14 Aug

What’s love got to do with it?

In the last month I was invited by an airline to contribute to a strategy day, an away day for their senior executives to ponder the bigger picture and how they might take their airline forward in the next few years.  A few external experts such as me had been invited along to the strategy day.  Our purpose was to provide some food for thought to catalyse discussion amongst the executives present.

In planning my presentation, I pondered on the nature of air travel.  Flights are very possibly the most commoditised of travel products.  One of the airline executives present at the strategy day mentioned possible service differentiators such as seat pitch and inflight services such as entertainment, refreshments and wifi.  Controversially to the airline execs present, I put forward the notion that many travellers simply won’t care about any of this.

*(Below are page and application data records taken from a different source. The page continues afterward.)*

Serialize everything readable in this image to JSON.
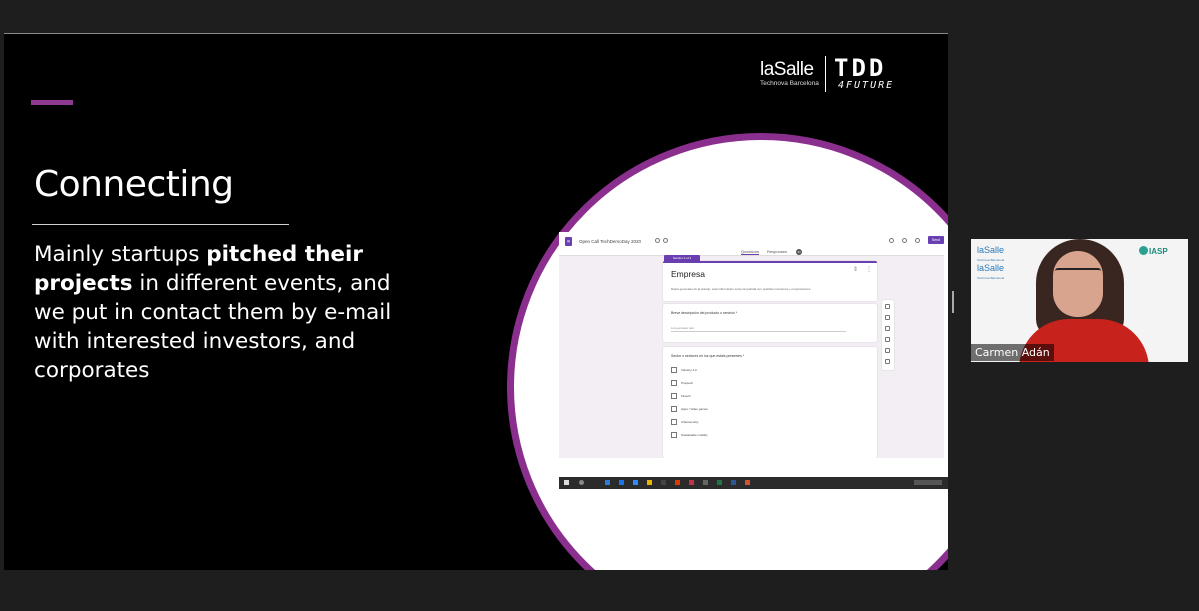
{
  "slide": {
    "title": "Connecting",
    "body_parts": [
      {
        "text": "Mainly startups ",
        "bold": false
      },
      {
        "text": "pitched their projects",
        "bold": true
      },
      {
        "text": " in different events, and we put in contact them by e-mail with interested investors, and corporates",
        "bold": false
      }
    ],
    "logo_lasalle": "laSalle",
    "logo_lasalle_sub": "Technova Barcelona",
    "logo_tdd": "TDD",
    "logo_tdd_sub": "4FUTURE",
    "colors": {
      "accent": "#8e3a93",
      "circle_border": "#8b2f8f",
      "background": "#000000"
    }
  },
  "embedded_form": {
    "form_title": "Open Call TechDemoDay 2020",
    "send_label": "Send",
    "tabs": [
      "Questions",
      "Responses"
    ],
    "responses_count": "31",
    "section_tag": "Section 2 of 3",
    "card_title": "Empresa",
    "card_desc": "Datos generales de la startup, esta información será compartida con posibles inversores y corporaciones",
    "q1": "Breve descripción del producto o servicio *",
    "q1_placeholder": "Long answer text",
    "q2": "Sector o sectores en los que estáis presentes *",
    "options": [
      "Industry 4.0",
      "Proptech",
      "Fintech",
      "Apps / Video games",
      "Cibersecurity",
      "Sustainable mobility"
    ]
  },
  "video": {
    "speaker_name": "Carmen Adán",
    "logo1": "laSalle",
    "logo1_sub": "Technova Barcelona",
    "logo2": "laSalle",
    "logo2_sub": "Technova Barcelona",
    "iasp": "IASP"
  }
}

All travellers are embarking on a trip.  Trip elements will include hotels, destinations, tourist attractions, the weather, food and, of course, the flights.  Travellers will tweet, Facebook, Snapchat and Instagram about all this, sharing their thoughts, experiences and emotions.  People get excited about their trips and are keen to share them with others.  Sadly for airlines, I concluded that flights are no more than an enabler to the far more exciting aspects of the trip.  (See the Emotipiechart above.). The flights are absolutely needed and an essential part of the trip but, unless they are delayed or someone gets dragged off the plane, they will not figure in social media. 

For many travellers, flights will have been purchased based on price and timings.  This behaviour is encouraged by flight intermediaries such as Skyscanner, Kayak and all the other OTAs that do such a great job of completely commoditising the airline industry’s product.

The airlines counter to commoditisation is service differentiation and loyalty schemes.  I would reckon that service differentiators work for business class and above customers but would be of little use for short haul, value based flights/airlines.  As for loyalty schemes, I belong to several and get continually frustrated that I am never allowed to use my miles for the flights I actually want to book.  I don’t know about you but, in my case, the loyalty schemes could be creating disloyalty as I switch from one airline’s scheme to another in search of one that can actually address my flight needs. 

So, in summary, we have a fickle consumer base buying a commoditised product that they don’t get excited about.  What’s to be done?  Consider the digital world.  If you look across all consumer sectors at those businesses that are succeeding, there is a common thread.  They all have a digital presence that is extraordinarily easy and intuitive to use.  The term is ‘frictionless’.  Their interfaces are so sophisticated that they have been made truly simple and intuitive to use.  Interacting with them requires no thought.  Think of Uber with its clear and easy to use map interface or Amazon that allows you to scan a product barcode to check a price and make a purchase with one swipe of the Buy Now slider.  How about Facebook with its “What’s on your mind this morning?” question and its Live, Photo and Check In buttons? 

The best an airline or any other business can do is to make it so easy for consumers to do business with you that they won’t even think about going elsewhere.  Is your business achieving this?  Frictionless commerce is the new frontier and easy is the new loyalty.  What’s love got to do with it?